= Instructions for the task =
This exercise calls for duplicating every entry below exactly, without the images.

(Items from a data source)
*** Block opens ***

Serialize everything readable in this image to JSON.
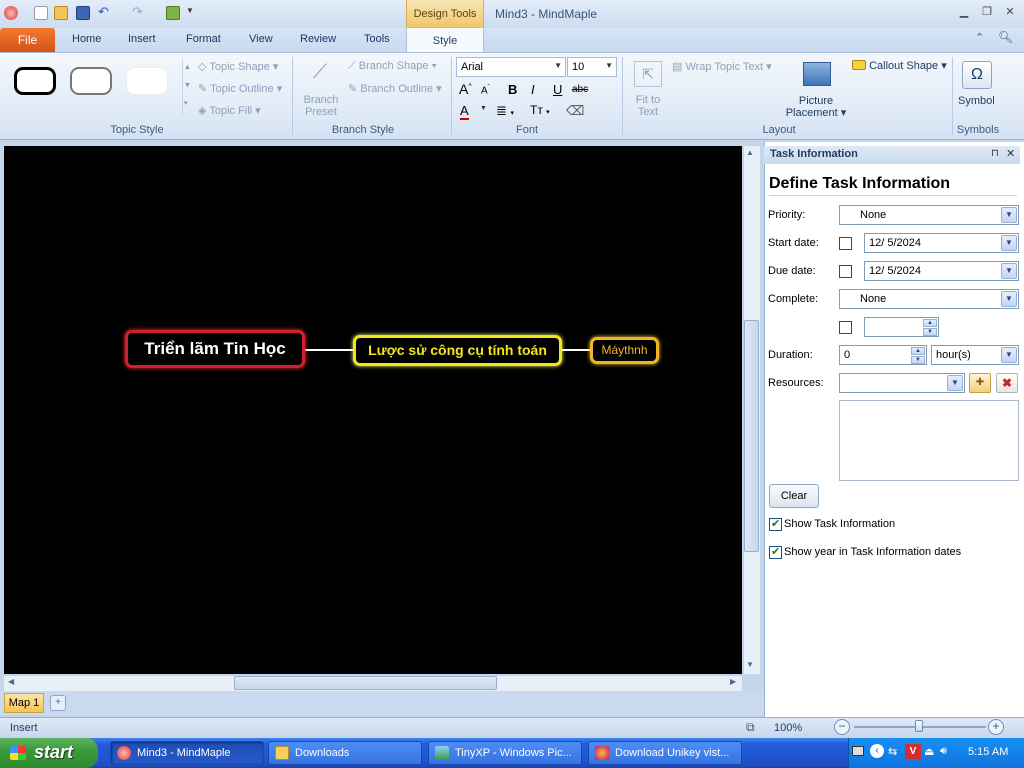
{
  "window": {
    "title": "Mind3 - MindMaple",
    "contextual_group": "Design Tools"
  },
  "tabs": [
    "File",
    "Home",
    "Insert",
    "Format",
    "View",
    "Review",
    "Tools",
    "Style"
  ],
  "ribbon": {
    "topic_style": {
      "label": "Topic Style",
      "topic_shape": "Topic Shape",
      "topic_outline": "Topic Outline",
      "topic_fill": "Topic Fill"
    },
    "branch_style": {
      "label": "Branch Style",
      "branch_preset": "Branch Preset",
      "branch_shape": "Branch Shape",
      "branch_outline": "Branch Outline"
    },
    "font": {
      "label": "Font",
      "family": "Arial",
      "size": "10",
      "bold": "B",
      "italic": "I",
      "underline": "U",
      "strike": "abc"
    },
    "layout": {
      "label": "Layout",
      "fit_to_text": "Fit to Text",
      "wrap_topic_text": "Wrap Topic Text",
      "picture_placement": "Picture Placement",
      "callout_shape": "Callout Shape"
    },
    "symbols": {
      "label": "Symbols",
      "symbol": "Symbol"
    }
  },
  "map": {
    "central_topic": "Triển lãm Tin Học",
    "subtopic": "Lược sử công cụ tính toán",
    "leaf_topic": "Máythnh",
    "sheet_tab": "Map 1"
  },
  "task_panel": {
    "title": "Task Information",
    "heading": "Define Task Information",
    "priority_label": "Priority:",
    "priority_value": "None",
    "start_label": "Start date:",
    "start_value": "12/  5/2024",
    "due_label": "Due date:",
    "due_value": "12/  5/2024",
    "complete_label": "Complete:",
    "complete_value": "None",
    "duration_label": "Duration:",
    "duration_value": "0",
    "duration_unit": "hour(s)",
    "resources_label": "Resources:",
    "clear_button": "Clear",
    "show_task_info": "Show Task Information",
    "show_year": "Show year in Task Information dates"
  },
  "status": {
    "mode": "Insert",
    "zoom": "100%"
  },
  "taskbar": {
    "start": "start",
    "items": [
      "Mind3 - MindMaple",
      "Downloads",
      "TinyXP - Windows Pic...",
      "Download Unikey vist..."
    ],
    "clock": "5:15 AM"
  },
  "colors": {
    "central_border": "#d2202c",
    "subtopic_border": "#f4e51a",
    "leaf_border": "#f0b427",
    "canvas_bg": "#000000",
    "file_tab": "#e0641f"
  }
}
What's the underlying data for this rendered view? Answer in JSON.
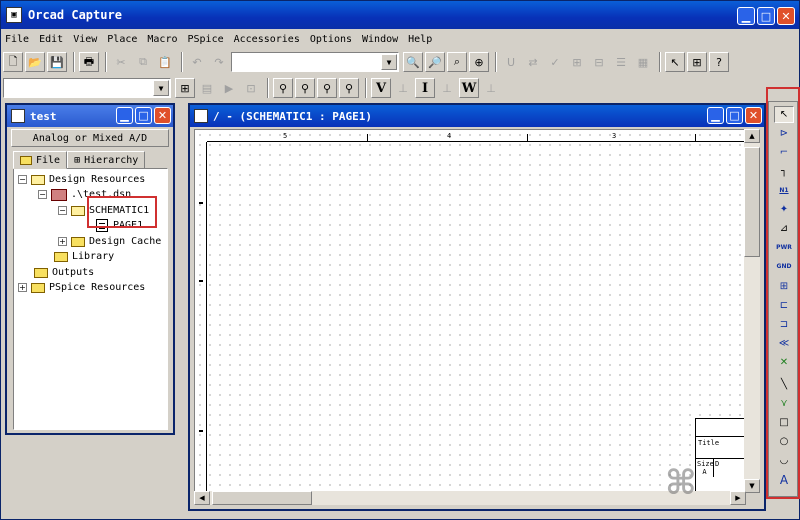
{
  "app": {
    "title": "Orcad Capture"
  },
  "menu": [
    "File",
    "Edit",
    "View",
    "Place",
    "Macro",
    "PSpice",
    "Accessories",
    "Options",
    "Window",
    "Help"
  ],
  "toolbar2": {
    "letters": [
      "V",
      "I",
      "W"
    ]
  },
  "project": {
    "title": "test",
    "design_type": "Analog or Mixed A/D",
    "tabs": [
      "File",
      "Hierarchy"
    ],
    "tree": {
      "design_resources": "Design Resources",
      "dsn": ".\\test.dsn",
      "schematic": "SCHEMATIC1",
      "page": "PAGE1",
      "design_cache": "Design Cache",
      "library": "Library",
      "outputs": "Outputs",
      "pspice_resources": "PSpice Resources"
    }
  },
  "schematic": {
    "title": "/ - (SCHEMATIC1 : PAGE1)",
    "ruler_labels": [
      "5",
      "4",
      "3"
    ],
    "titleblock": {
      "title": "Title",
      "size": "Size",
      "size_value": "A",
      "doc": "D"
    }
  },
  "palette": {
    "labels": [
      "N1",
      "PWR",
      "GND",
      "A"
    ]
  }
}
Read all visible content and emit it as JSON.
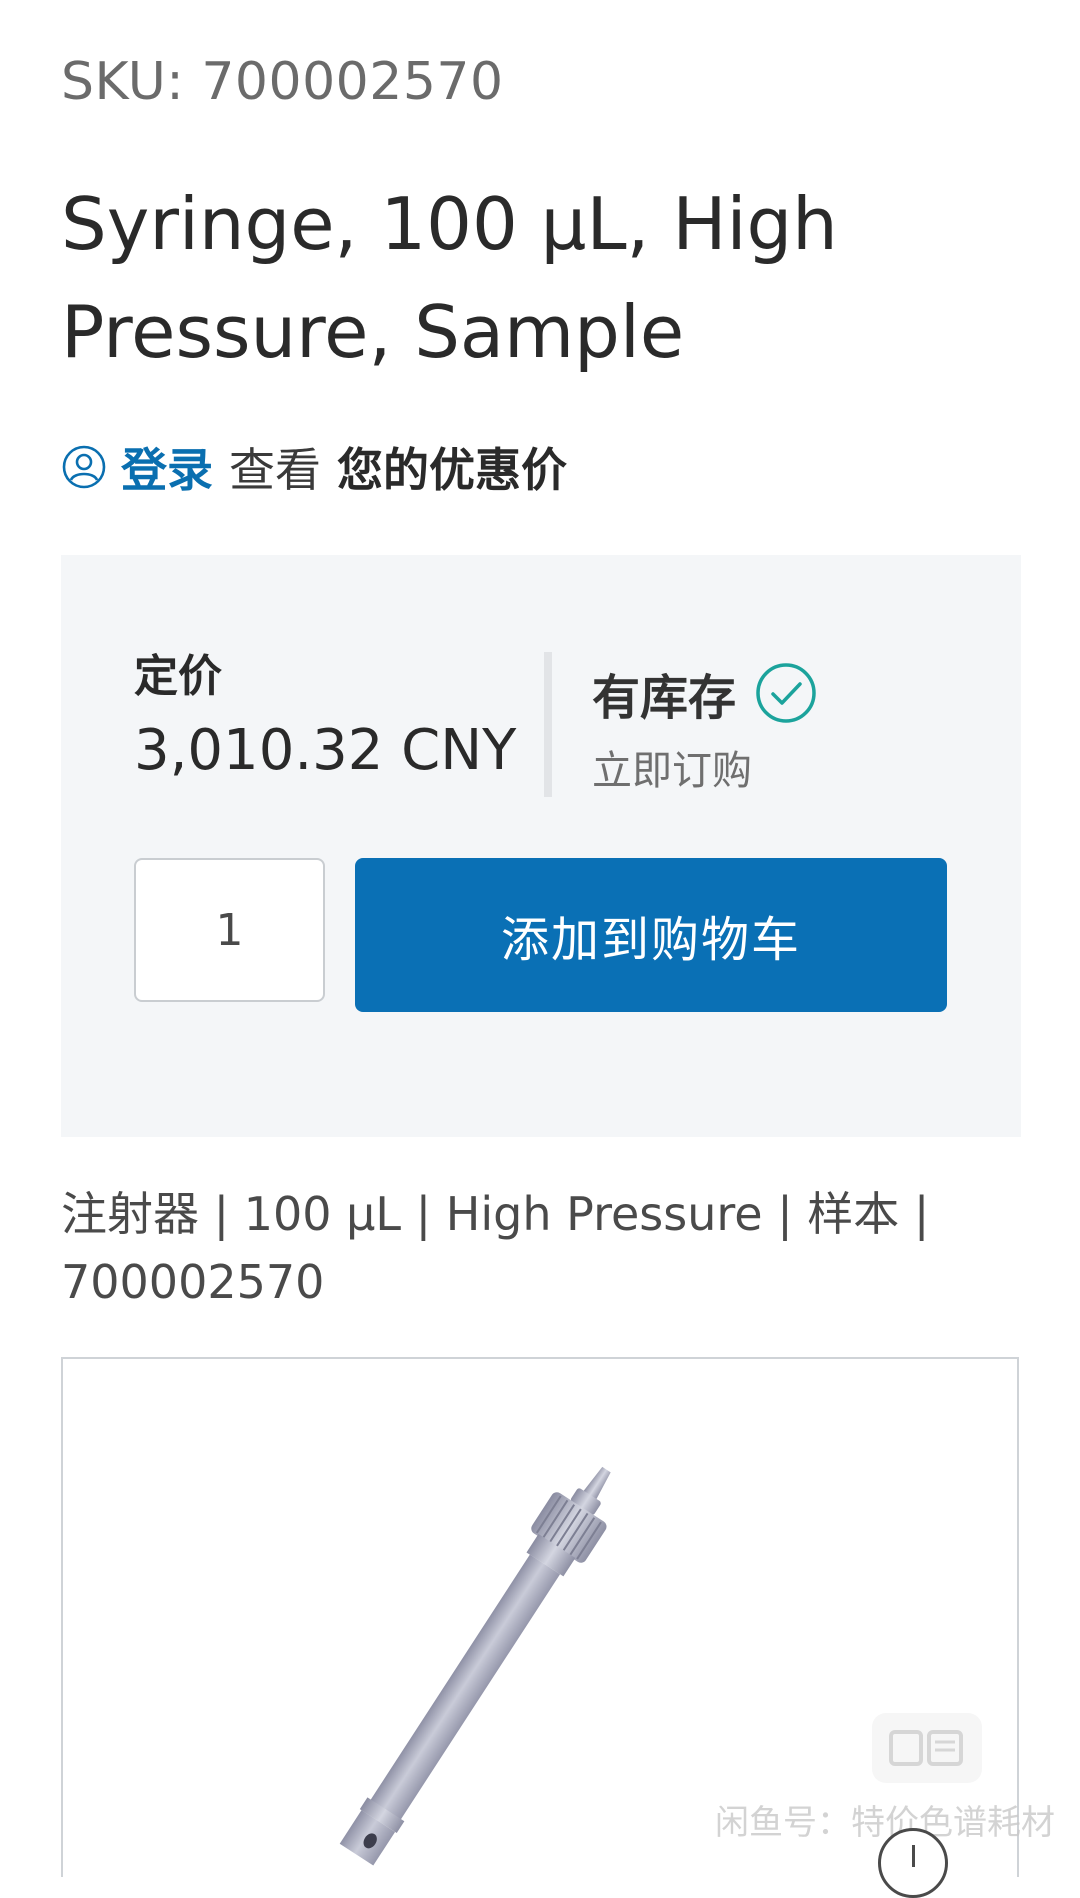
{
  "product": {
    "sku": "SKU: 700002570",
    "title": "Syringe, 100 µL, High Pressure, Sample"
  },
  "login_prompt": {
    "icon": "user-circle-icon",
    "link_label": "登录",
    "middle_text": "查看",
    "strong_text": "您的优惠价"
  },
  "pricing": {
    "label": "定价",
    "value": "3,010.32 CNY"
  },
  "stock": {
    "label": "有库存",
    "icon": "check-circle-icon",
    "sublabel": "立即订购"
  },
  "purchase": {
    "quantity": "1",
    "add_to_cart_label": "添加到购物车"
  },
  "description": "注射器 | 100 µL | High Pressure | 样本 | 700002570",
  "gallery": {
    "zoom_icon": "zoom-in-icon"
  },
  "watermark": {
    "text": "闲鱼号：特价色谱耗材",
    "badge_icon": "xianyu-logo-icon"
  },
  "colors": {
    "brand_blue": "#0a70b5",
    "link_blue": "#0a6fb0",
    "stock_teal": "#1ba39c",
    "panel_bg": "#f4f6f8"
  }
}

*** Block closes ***

= Solution below =
Serialize everything readable in this image to JSON.
{
  "window": {
    "title": "Mind3 - MindMaple",
    "contextual_group": "Design Tools"
  },
  "tabs": [
    "File",
    "Home",
    "Insert",
    "Format",
    "View",
    "Review",
    "Tools",
    "Style"
  ],
  "ribbon": {
    "topic_style": {
      "label": "Topic Style",
      "topic_shape": "Topic Shape",
      "topic_outline": "Topic Outline",
      "topic_fill": "Topic Fill"
    },
    "branch_style": {
      "label": "Branch Style",
      "branch_preset": "Branch Preset",
      "branch_shape": "Branch Shape",
      "branch_outline": "Branch Outline"
    },
    "font": {
      "label": "Font",
      "family": "Arial",
      "size": "10",
      "bold": "B",
      "italic": "I",
      "underline": "U",
      "strike": "abc"
    },
    "layout": {
      "label": "Layout",
      "fit_to_text": "Fit to Text",
      "wrap_topic_text": "Wrap Topic Text",
      "picture_placement": "Picture Placement",
      "callout_shape": "Callout Shape"
    },
    "symbols": {
      "label": "Symbols",
      "symbol": "Symbol"
    }
  },
  "map": {
    "central_topic": "Triển lãm Tin Học",
    "subtopic": "Lược sử công cụ tính toán",
    "leaf_topic": "Máythnh",
    "sheet_tab": "Map 1"
  },
  "task_panel": {
    "title": "Task Information",
    "heading": "Define Task Information",
    "priority_label": "Priority:",
    "priority_value": "None",
    "start_label": "Start date:",
    "start_value": "12/  5/2024",
    "due_label": "Due date:",
    "due_value": "12/  5/2024",
    "complete_label": "Complete:",
    "complete_value": "None",
    "duration_label": "Duration:",
    "duration_value": "0",
    "duration_unit": "hour(s)",
    "resources_label": "Resources:",
    "clear_button": "Clear",
    "show_task_info": "Show Task Information",
    "show_year": "Show year in Task Information dates"
  },
  "status": {
    "mode": "Insert",
    "zoom": "100%"
  },
  "taskbar": {
    "start": "start",
    "items": [
      "Mind3 - MindMaple",
      "Downloads",
      "TinyXP - Windows Pic...",
      "Download Unikey vist..."
    ],
    "clock": "5:15 AM"
  },
  "colors": {
    "central_border": "#d2202c",
    "subtopic_border": "#f4e51a",
    "leaf_border": "#f0b427",
    "canvas_bg": "#000000",
    "file_tab": "#e0641f"
  }
}
What's the underlying data for this rendered view? Answer in JSON.
{
  "app": {
    "title": "Orcad Capture"
  },
  "menu": [
    "File",
    "Edit",
    "View",
    "Place",
    "Macro",
    "PSpice",
    "Accessories",
    "Options",
    "Window",
    "Help"
  ],
  "toolbar2": {
    "letters": [
      "V",
      "I",
      "W"
    ]
  },
  "project": {
    "title": "test",
    "design_type": "Analog or Mixed A/D",
    "tabs": [
      "File",
      "Hierarchy"
    ],
    "tree": {
      "design_resources": "Design Resources",
      "dsn": ".\\test.dsn",
      "schematic": "SCHEMATIC1",
      "page": "PAGE1",
      "design_cache": "Design Cache",
      "library": "Library",
      "outputs": "Outputs",
      "pspice_resources": "PSpice Resources"
    }
  },
  "schematic": {
    "title": "/ - (SCHEMATIC1 : PAGE1)",
    "ruler_labels": [
      "5",
      "4",
      "3"
    ],
    "titleblock": {
      "title": "Title",
      "size": "Size",
      "size_value": "A",
      "doc": "D"
    }
  },
  "palette": {
    "labels": [
      "N1",
      "PWR",
      "GND",
      "A"
    ]
  }
}
Read all visible content and emit it as JSON.
{
  "product": {
    "sku": "SKU: 700002570",
    "title": "Syringe, 100 µL, High Pressure, Sample"
  },
  "login_prompt": {
    "icon": "user-circle-icon",
    "link_label": "登录",
    "middle_text": "查看",
    "strong_text": "您的优惠价"
  },
  "pricing": {
    "label": "定价",
    "value": "3,010.32 CNY"
  },
  "stock": {
    "label": "有库存",
    "icon": "check-circle-icon",
    "sublabel": "立即订购"
  },
  "purchase": {
    "quantity": "1",
    "add_to_cart_label": "添加到购物车"
  },
  "description": "注射器 | 100 µL | High Pressure | 样本 | 700002570",
  "gallery": {
    "zoom_icon": "zoom-in-icon"
  },
  "watermark": {
    "text": "闲鱼号：特价色谱耗材",
    "badge_icon": "xianyu-logo-icon"
  },
  "colors": {
    "brand_blue": "#0a70b5",
    "link_blue": "#0a6fb0",
    "stock_teal": "#1ba39c",
    "panel_bg": "#f4f6f8"
  }
}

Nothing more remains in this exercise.